Which lines below mention "Center"? Pick each one out.

[Excerpts from an interface dataset]
[Start of Attachment]

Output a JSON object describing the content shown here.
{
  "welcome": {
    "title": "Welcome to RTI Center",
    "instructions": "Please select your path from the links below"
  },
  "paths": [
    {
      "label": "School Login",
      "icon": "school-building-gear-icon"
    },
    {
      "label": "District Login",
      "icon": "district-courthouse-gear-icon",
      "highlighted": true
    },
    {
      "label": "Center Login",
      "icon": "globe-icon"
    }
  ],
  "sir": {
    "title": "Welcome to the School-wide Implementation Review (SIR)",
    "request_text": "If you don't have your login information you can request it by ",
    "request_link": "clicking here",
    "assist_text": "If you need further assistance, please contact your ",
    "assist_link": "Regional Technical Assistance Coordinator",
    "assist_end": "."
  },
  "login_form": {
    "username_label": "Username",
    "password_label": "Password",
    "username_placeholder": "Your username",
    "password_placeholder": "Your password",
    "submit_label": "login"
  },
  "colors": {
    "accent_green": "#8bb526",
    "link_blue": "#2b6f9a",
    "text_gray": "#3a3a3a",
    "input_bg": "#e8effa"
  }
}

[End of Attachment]

**OUTPUT OF THE TASK:**
    "title": "Welcome to RTI Center",
      "label": "Center Login",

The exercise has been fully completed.